— WHAT YOU ARE ASKED TO DO —
The data beneath this task is to be duplicated exactly, in its entirety.

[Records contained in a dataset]
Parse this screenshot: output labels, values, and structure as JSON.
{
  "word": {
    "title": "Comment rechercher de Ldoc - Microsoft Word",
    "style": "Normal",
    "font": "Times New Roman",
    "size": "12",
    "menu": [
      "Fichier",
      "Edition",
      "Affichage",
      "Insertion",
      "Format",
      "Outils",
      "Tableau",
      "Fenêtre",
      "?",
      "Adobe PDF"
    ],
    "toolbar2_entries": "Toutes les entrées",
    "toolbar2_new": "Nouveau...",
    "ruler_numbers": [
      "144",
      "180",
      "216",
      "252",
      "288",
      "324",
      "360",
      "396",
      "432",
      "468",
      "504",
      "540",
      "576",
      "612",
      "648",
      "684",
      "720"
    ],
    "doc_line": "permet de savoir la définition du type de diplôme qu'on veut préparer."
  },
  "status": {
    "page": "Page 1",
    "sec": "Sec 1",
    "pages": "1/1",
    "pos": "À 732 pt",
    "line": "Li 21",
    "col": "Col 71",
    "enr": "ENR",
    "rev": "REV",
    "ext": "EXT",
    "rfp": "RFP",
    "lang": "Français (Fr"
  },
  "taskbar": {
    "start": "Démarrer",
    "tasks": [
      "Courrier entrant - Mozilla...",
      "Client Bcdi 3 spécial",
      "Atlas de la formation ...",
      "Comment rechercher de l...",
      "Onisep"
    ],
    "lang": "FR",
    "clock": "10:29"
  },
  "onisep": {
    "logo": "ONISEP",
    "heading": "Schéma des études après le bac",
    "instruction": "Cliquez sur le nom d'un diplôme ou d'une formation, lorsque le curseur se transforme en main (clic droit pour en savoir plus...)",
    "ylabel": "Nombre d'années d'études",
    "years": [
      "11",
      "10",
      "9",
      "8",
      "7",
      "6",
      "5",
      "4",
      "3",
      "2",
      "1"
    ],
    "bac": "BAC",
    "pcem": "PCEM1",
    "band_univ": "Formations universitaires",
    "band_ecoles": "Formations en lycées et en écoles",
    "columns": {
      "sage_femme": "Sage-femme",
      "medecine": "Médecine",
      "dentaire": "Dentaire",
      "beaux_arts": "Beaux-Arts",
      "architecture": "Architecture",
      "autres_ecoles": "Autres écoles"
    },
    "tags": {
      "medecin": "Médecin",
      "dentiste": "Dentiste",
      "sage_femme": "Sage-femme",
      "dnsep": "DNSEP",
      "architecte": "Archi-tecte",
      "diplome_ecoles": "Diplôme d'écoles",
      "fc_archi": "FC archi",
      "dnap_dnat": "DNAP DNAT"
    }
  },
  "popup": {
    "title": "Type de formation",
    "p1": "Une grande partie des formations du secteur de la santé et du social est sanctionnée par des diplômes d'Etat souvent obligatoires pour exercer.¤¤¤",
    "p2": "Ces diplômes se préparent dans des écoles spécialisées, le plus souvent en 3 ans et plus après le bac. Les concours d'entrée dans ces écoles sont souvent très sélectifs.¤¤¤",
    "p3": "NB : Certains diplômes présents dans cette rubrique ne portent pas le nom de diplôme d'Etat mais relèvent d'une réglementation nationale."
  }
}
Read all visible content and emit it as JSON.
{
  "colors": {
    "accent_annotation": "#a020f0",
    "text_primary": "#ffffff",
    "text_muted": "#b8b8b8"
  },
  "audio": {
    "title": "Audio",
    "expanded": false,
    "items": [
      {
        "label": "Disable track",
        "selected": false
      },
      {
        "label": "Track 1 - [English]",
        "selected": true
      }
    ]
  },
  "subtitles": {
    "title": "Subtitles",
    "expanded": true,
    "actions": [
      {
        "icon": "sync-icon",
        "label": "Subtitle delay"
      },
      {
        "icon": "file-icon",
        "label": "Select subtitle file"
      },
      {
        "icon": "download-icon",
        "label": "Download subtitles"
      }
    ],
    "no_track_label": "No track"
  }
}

— RESULT —
Parse this screenshot: output labels, values, and structure as JSON.
{
  "word": {
    "title": "Comment rechercher de Ldoc - Microsoft Word",
    "style": "Normal",
    "font": "Times New Roman",
    "size": "12",
    "menu": [
      "Fichier",
      "Edition",
      "Affichage",
      "Insertion",
      "Format",
      "Outils",
      "Tableau",
      "Fenêtre",
      "?",
      "Adobe PDF"
    ],
    "toolbar2_entries": "Toutes les entrées",
    "toolbar2_new": "Nouveau...",
    "ruler_numbers": [
      "144",
      "180",
      "216",
      "252",
      "288",
      "324",
      "360",
      "396",
      "432",
      "468",
      "504",
      "540",
      "576",
      "612",
      "648",
      "684",
      "720"
    ],
    "doc_line": "permet de savoir la définition du type de diplôme qu'on veut préparer."
  },
  "status": {
    "page": "Page 1",
    "sec": "Sec 1",
    "pages": "1/1",
    "pos": "À 732 pt",
    "line": "Li 21",
    "col": "Col 71",
    "enr": "ENR",
    "rev": "REV",
    "ext": "EXT",
    "rfp": "RFP",
    "lang": "Français (Fr"
  },
  "taskbar": {
    "start": "Démarrer",
    "tasks": [
      "Courrier entrant - Mozilla...",
      "Client Bcdi 3 spécial",
      "Atlas de la formation ...",
      "Comment rechercher de l...",
      "Onisep"
    ],
    "lang": "FR",
    "clock": "10:29"
  },
  "onisep": {
    "logo": "ONISEP",
    "heading": "Schéma des études après le bac",
    "instruction": "Cliquez sur le nom d'un diplôme ou d'une formation, lorsque le curseur se transforme en main (clic droit pour en savoir plus...)",
    "ylabel": "Nombre d'années d'études",
    "years": [
      "11",
      "10",
      "9",
      "8",
      "7",
      "6",
      "5",
      "4",
      "3",
      "2",
      "1"
    ],
    "bac": "BAC",
    "pcem": "PCEM1",
    "band_univ": "Formations universitaires",
    "band_ecoles": "Formations en lycées et en écoles",
    "columns": {
      "sage_femme": "Sage-femme",
      "medecine": "Médecine",
      "dentaire": "Dentaire",
      "beaux_arts": "Beaux-Arts",
      "architecture": "Architecture",
      "autres_ecoles": "Autres écoles"
    },
    "tags": {
      "medecin": "Médecin",
      "dentiste": "Dentiste",
      "sage_femme": "Sage-femme",
      "dnsep": "DNSEP",
      "architecte": "Archi-tecte",
      "diplome_ecoles": "Diplôme d'écoles",
      "fc_archi": "FC archi",
      "dnap_dnat": "DNAP DNAT"
    }
  },
  "popup": {
    "title": "Type de formation",
    "p1": "Une grande partie des formations du secteur de la santé et du social est sanctionnée par des diplômes d'Etat souvent obligatoires pour exercer.¤¤¤",
    "p2": "Ces diplômes se préparent dans des écoles spécialisées, le plus souvent en 3 ans et plus après le bac. Les concours d'entrée dans ces écoles sont souvent très sélectifs.¤¤¤",
    "p3": "NB : Certains diplômes présents dans cette rubrique ne portent pas le nom de diplôme d'Etat mais relèvent d'une réglementation nationale."
  }
}
Read all visible content and emit it as JSON.
{
  "colors": {
    "accent_annotation": "#a020f0",
    "text_primary": "#ffffff",
    "text_muted": "#b8b8b8"
  },
  "audio": {
    "title": "Audio",
    "expanded": false,
    "items": [
      {
        "label": "Disable track",
        "selected": false
      },
      {
        "label": "Track 1 - [English]",
        "selected": true
      }
    ]
  },
  "subtitles": {
    "title": "Subtitles",
    "expanded": true,
    "actions": [
      {
        "icon": "sync-icon",
        "label": "Subtitle delay"
      },
      {
        "icon": "file-icon",
        "label": "Select subtitle file"
      },
      {
        "icon": "download-icon",
        "label": "Download subtitles"
      }
    ],
    "no_track_label": "No track"
  }
}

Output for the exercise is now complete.